What Future for the Labour Party?
Rose, Paul B., Contemporary Review
MY new satellite television brought me instant live access to a huge jamboree that was both spontaneous and carefully stage-managed at one and the same time. It could have been a pop concert or the celebration at the |World Series' in baseball (which involves solely the USA). One sees an apparently wide spectrum of American society all holding placards, while waving, jumping, shouting or shimmying in support of the new Democratic Party's nominee for the Presidential candidacy. For those who have attended endless boring sequences of speeches at Labour Party Conferences it is hard to recognise this as a political event. It is also difficult to believe that this is the convention of a party that has lost five out of six of the last Presidential Elections.
There is however one significant difference from the Labour Party in Britain. This broad coalition can still dominate Congress. It still holds numerous levers of real power. Above all, even if it is not, it appears to be credible and electable. It unites a remarkably wide variety of interest groups and makes its appeal to curiously different geographical and sociological targets. The main appeal is to the middle class but the |minorities' and the poor are not forgotten. Its main target is middle America but it points strikingly -- particularly in the choice of Al Gore -- to the South, as well as to the cities that traditionally house the Democratic faithful.
If it seems infantile, one must remember that America is still a young country. It arouses at one and the same time a European contempt and a sort of envy. While one delegate pledges his support on the basis of the ability to spell potato -- lacking in the current Vice President of the greatest power on earth -- a more sophisticated and serious note is conjured by the spellbinding oratory of Mario Cuomo.
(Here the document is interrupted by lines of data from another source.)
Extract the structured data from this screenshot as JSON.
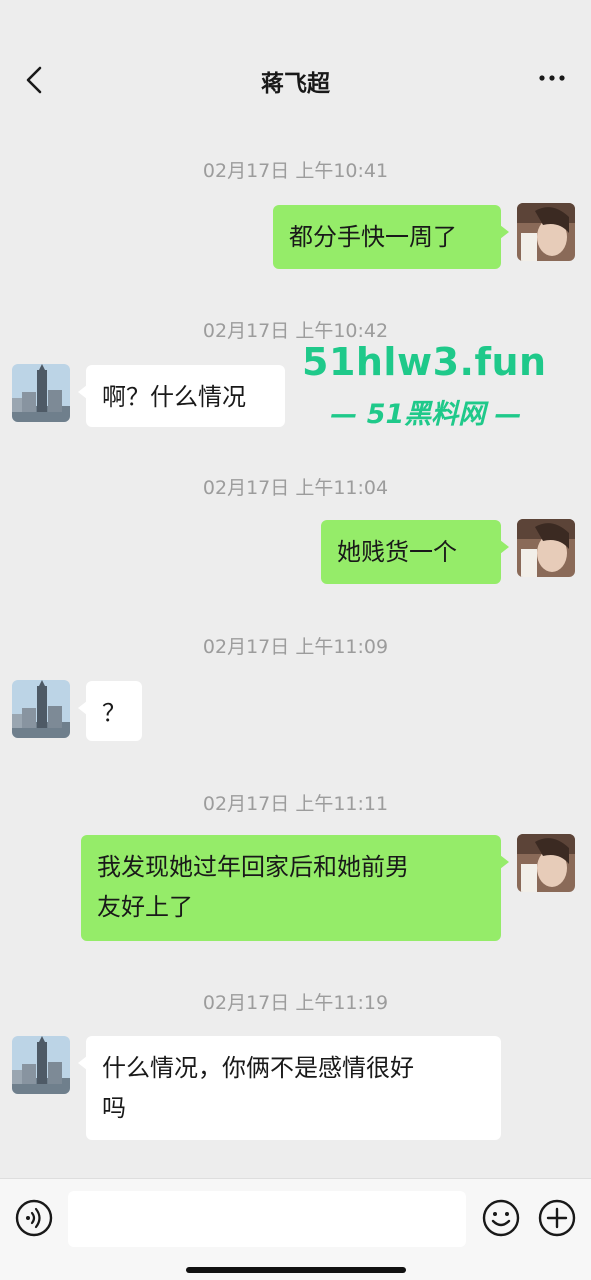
{
  "header": {
    "title": "蒋飞超",
    "back_icon": "chevron-left-icon",
    "more_icon": "more-dots-icon"
  },
  "messages": [
    {
      "timestamp": "02月17日 上午10:41",
      "sender": "me",
      "text": "都分手快一周了"
    },
    {
      "timestamp": "02月17日 上午10:42",
      "sender": "other",
      "text": "啊？什么情况"
    },
    {
      "timestamp": "02月17日 上午11:04",
      "sender": "me",
      "text": "她贱货一个"
    },
    {
      "timestamp": "02月17日 上午11:09",
      "sender": "other",
      "text": "？"
    },
    {
      "timestamp": "02月17日 上午11:11",
      "sender": "me",
      "lines": [
        "我发现她过年回家后和她前男",
        "友好上了"
      ]
    },
    {
      "timestamp": "02月17日 上午11:19",
      "sender": "other",
      "lines": [
        "什么情况，你俩不是感情很好",
        "吗"
      ]
    }
  ],
  "watermark": {
    "domain": "51hlw3.fun",
    "site": "— 51黑料网 —"
  },
  "input_bar": {
    "voice_icon": "voice-icon",
    "input_value": "",
    "emoji_icon": "emoji-icon",
    "plus_icon": "plus-icon"
  },
  "colors": {
    "background": "#ededed",
    "bubble_me": "#95ec69",
    "bubble_other": "#ffffff",
    "timestamp": "#9c9c9c",
    "watermark": "#1fc98a"
  }
}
This very odd mixture of sophistication and total lack of inhibition is peculiarly American. It is a mystery until one begins to understand that Democracy itself is being celebrated. There is still an almost disarmingly naive patriotism and belief in a unique way of life. One may sneer but it proved to be the main bulwark in the war against European fascism two generations ago. Nor should it be forgotten that both before, during and after that war the Democrats were the natural party of government.
The following day, or was it two days later, since it is difficult to synchronise hours across the Atlantic, the news of John Smith's and Margaret Becket's election as leader and deputy leader of the British Labour Party was wedged somewhere between the news of Nick Faldo on the golf course and the horrors suffered by Bosnian refugees. This must have been the most boring, pre-determined and uninspiring leadership contest ever held by a political party in the United Kingdom. This was the election of a leader who has to take Labour from four successive defeats to the promised land of victory. In its timing, presentation and content it was almost as if the Party had conspired with itself to produce such a low profile that this was more Mr. Kinnock's funeral than the emergence of a new leader who was going to change the face both of the Labour Party and Britain. The two events were not just an essay in contrasts. In the case of the Labour Party it seems that in looking to the future, it was taking further steps into the past. The very fact that the deputy leadership contest placed John Prescott in a not unrespectable second place demonstrated that Labour had learned nothing from the past and was intent upon returning there. At the very least, Bryan Gould was asking for ideas to be considered.
This poverty of ideas was demonstrated in a petty and petulant letter from Gerald Kaufman to a national newspaper rubbing in (as he thought) the fact that the Labour Party had polled twice as many votes as the Liberal Democrats and had made advances beyond their catastrophic defeat in the previous election. …